James Tissot (1836 - 1902) "Journey of the Magi" ( 1894)

Poor Befana, condemned to walk the night for all eternity like Ahasverus or Melmoth the Wanderer, has acquired a few more sombre aspects. Sometimes, it is not the infant saviour she asks for but her child who had died in a plague. In other variants of the legend her son was slain by order of Herod the Great during the Massacre of the Innocents and a doll that once had belonged to him or a robe sewn from her wedding dress given as gifts certainly carry a somewhat melancholy tune. But she remains a friendly sort and whatever made her appear as a witch, the worst she does is leaving garlic, onion or the ubiquitous lump of coal for naughty children in Italy and in Italian communities across the world while the rest receives gifts. La Befana appeared in Italy for the first time in her current guise during the late Middle Ages and she rode either a donkey or even a broom, the one she uses to sweep the house, and became known as the Christmas Witch. However, it’s safe to assume that some older customs and aspects of the Crone and ancient deities shine through La Befana’s appearance. The story of the Triple Goddess, the Maiden, Mother and the Crone, is ages old, naturally, and often told to reflect the seasonal cycle. La Befana, the old witch, walking the night and giving gifts towards the end of the year or just around the beginning of the new might very well echo ancient customs of the Italian peninsula. Once, before the Christians and even before Rome was built on her seven hills, there was a cult among the Sabines, the ones whose women were famously abducted by Romulus, revering a goddess known as Strenua. To honour her, they gave gifts at the beginning of the New Year known as strenae and in Roman times, Strenua had her shrine and a sacred grove on the Via Sacra on Capitoline Hill and a procession on 1 January when twigs from the grove were carried up to the old citadel, somewhere near the place where the Basilica di Santa Maria in Ara coeli al Campidoglio stands since the last 1,500 years. 
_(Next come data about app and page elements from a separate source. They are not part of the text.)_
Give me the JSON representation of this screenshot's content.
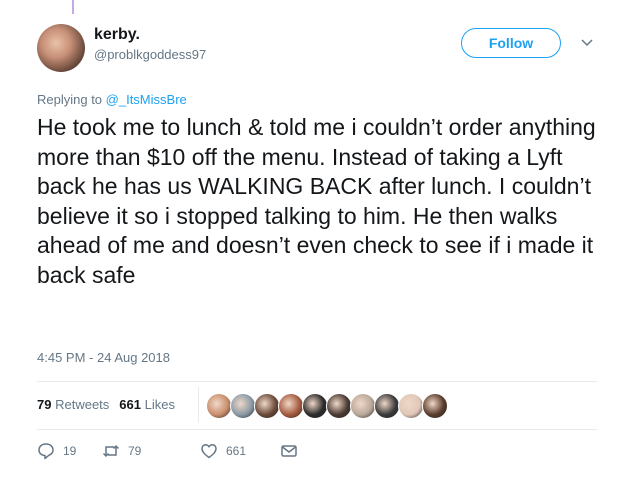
{
  "tweet": {
    "author_name": "kerby.",
    "author_handle": "@problkgoddess97",
    "follow_label": "Follow",
    "replying_prefix": "Replying to ",
    "replying_to": "@_ItsMissBre",
    "text": "He took me to lunch & told me i couldn’t order anything more than $10 off the menu. Instead of taking a Lyft back he has us WALKING BACK after lunch. I couldn’t believe it so i stopped talking to him. He then walks ahead of me and doesn’t even check to see if i made it back safe",
    "timestamp": "4:45 PM - 24 Aug 2018"
  },
  "stats": {
    "retweets_count": "79",
    "retweets_label": "Retweets",
    "likes_count": "661",
    "likes_label": "Likes"
  },
  "likers": [
    {
      "icon": "liker-avatar-1",
      "color": "#c98e6c"
    },
    {
      "icon": "liker-avatar-2",
      "color": "#8a9aa6"
    },
    {
      "icon": "liker-avatar-3",
      "color": "#6b4a3a"
    },
    {
      "icon": "liker-avatar-4",
      "color": "#a45a3e"
    },
    {
      "icon": "liker-avatar-5",
      "color": "#2b2b2b"
    },
    {
      "icon": "liker-avatar-6",
      "color": "#4a3a32"
    },
    {
      "icon": "liker-avatar-7",
      "color": "#b9a89a"
    },
    {
      "icon": "liker-avatar-8",
      "color": "#3a3a3a"
    },
    {
      "icon": "liker-avatar-9",
      "color": "#e0c7b8"
    },
    {
      "icon": "liker-avatar-10",
      "color": "#5a3c2c"
    }
  ],
  "actions": {
    "reply_count": "19",
    "retweet_count": "79",
    "like_count": "661"
  },
  "colors": {
    "accent": "#1da1f2",
    "secondary_text": "#657786",
    "primary_text": "#14171a"
  }
}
A Perchten mask from Austria

And who knows, maybe the witchy part of La Befana was blown across the Alps from the snowy north with the Tramontane and the Goths, Lombards and the rallying cry “Wibbelingen!”, Waiblingen in Swabia, of the Ghibellines. And up there, in the cradle of the Tramonate in the mountains and on the upper reaches of the River Rhine, where once the Alemanni and Suebi gathered, the goddess Bertha or Perchta roamed through the nights during the twelve days between Christmas and Epiphany and found out whether children were naughty or nice. Sweets or coal, however, were not to be found in the arsenal of a walker of the Rauhnächte, the rough nights, rooting back to the Dark Ages. Perchta would leave hard cash, a silver coin, in the shoes of well-behaved little ones, whatever that meant in the 8th century. Those who weren’t got their bellies slit, their guts eaten and their abdominal cavity stuffed with straw. By the end of the Middle Ages, the custom to leave food and drink during the Rauhnächte for Frau Perchta was condemned in Austria and Southern Germany and the Perchtenläufe, display processions with people wearing masks and costumes not unlike that of Krampus, were banned well until the folklore revivals of the 19th century. Italy, though, maintained the more gentle customs of La Befana and in one version of the story, she even finds the Christ child, gives him her gifts and he blessed her with a smile.

And more about La Befana on: